-- Richard M. Nixon in Nixon (1995)
In December 1972, the Nixon administration ordered a brief, exceeding violent bombing of North Vietnam, known to history as the "Christmas Bombing," but whose code name was "Operation Linebacker II." From December 18 to 29, with a day off for Christmas itself, the U.S. Air Force, Navy and Marine Corps flew 3,420 sorties and dropped nearly 16,000 tons of ordnance on North Vietnam.
Widely denounced at the time and later -- though it has some defenders -- the move stands as an example of war "as the continuation of politics by other means." The administration asserted that the bombing was to get the North Vietnamese back to the bargaining table in Paris, to conclude a peace deal. A less straightforward motive has also been suggested -- namely, that the bombing was a way to get the South Vietnamese government to go along with a settlement in Paris, by showing them that the U.S. government was still willing to fight on their behalf.
The December 14, 1972, meeting between President Nixon, U.S. National Security Advisor Henry Kissinger, and Al Haig, then deputy national security advisor, was captured on tape. In "Memoirs v. Tapes: President Nixon & the December Bombings," the Nixon Library describes the roundabout decision-making that occurred during that meeting, as documented by the tape recordings.
"When this round of talks finally broke down on December 13, both sides placed blame on each other," the library notes, referring to the Paris Peace Talks. "Although the talks were scheduled to resume in two weeks, the Nixon administration decided to reassess its entire approach. On December 14, in a meeting captured on tape, Kissinger and Haig discussed the next steps with the President....
"This presidential recording is our best evidence of how Kissinger persuaded President Nixon it was time to bomb. The President continued to believe the talks had reached an 'impasse,' whereas Kissinger was convinced the talks were finished without a change in the situation on the ground in Vietnam.
"Joined by Haig, Kissinger advocated 'bombing the bejesus out of them' and stated the U.S. needed to continue the bombing campaign for six months. Although less resistant than he had been earlier in the month to the idea of launching a new bombing campaign, President Nixon thought Kissinger unrealistic in thinking Congress would fund a six-month bombing assault on the North.
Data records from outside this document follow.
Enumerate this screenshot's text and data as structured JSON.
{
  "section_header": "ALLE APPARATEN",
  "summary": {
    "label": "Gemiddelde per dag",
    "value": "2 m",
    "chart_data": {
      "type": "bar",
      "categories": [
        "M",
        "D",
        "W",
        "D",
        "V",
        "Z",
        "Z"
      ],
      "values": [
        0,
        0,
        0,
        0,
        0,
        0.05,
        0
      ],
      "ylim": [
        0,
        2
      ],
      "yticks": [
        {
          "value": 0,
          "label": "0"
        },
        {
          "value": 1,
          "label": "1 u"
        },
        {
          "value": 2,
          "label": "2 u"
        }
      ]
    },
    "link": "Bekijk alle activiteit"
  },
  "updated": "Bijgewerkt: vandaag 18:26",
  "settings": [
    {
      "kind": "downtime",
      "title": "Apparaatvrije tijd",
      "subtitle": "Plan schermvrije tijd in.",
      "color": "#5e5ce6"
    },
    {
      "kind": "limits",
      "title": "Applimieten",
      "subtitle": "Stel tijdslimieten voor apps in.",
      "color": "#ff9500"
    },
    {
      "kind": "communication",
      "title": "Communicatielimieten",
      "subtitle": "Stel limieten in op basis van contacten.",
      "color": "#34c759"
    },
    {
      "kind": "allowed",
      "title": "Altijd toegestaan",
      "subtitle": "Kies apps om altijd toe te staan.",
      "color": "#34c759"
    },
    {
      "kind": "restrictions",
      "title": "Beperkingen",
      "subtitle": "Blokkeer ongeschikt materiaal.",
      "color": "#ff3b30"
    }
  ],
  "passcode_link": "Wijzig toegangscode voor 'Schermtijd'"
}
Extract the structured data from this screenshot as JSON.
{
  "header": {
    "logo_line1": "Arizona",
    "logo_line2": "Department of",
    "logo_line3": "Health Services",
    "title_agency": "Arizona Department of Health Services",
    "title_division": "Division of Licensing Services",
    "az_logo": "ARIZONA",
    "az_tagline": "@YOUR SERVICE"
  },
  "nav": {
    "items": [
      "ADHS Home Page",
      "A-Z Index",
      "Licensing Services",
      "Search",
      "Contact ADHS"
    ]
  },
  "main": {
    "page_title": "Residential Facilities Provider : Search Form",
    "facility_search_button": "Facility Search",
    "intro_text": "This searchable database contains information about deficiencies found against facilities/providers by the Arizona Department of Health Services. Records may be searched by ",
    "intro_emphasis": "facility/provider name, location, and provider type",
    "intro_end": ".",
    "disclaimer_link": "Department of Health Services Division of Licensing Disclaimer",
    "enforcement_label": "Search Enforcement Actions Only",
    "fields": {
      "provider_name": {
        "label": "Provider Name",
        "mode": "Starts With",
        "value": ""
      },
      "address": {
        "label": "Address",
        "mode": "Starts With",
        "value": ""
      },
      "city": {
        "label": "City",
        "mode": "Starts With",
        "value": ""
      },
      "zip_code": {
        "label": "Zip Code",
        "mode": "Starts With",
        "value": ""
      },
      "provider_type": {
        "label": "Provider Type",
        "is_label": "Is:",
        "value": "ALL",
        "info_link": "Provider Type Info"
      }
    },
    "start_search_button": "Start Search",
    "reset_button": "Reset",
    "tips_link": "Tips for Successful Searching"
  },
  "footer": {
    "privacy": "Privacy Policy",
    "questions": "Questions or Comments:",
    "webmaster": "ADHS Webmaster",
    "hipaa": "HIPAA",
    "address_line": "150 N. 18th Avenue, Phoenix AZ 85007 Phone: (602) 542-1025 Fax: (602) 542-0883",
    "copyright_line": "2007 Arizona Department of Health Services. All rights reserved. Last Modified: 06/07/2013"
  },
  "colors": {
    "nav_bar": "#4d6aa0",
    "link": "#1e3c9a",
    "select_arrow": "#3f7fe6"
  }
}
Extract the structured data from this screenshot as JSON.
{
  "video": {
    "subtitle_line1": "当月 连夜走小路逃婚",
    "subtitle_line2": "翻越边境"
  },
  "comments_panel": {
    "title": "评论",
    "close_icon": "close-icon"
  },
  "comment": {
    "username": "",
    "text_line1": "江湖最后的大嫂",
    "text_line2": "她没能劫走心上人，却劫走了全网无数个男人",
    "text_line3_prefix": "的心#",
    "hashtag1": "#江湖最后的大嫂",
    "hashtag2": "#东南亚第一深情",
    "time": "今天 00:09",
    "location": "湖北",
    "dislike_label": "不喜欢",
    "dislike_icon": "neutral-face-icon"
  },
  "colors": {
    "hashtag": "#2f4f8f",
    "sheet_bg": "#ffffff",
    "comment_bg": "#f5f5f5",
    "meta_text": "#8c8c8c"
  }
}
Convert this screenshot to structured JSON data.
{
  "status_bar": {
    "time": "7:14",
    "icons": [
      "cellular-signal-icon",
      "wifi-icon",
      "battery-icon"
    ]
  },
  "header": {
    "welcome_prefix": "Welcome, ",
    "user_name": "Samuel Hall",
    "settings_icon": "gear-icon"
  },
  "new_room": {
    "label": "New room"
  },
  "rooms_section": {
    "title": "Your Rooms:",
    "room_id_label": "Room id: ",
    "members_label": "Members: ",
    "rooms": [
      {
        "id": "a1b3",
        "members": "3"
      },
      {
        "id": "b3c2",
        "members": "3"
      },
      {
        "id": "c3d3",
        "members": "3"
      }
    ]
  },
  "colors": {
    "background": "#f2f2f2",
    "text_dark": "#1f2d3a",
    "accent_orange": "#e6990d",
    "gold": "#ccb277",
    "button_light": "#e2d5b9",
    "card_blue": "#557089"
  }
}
President Nixon knew that a priority of the new Congress would be extricating the U.S. from Vietnam. Any bombing would have to be done before they came back into session.
"At no point during the conversation does the President say, 'OK, Henry, you are right. It's time to bomb.' But by the end of the 1 hour, 39 minute conversation, all three men are speaking of bombing as an inevitability."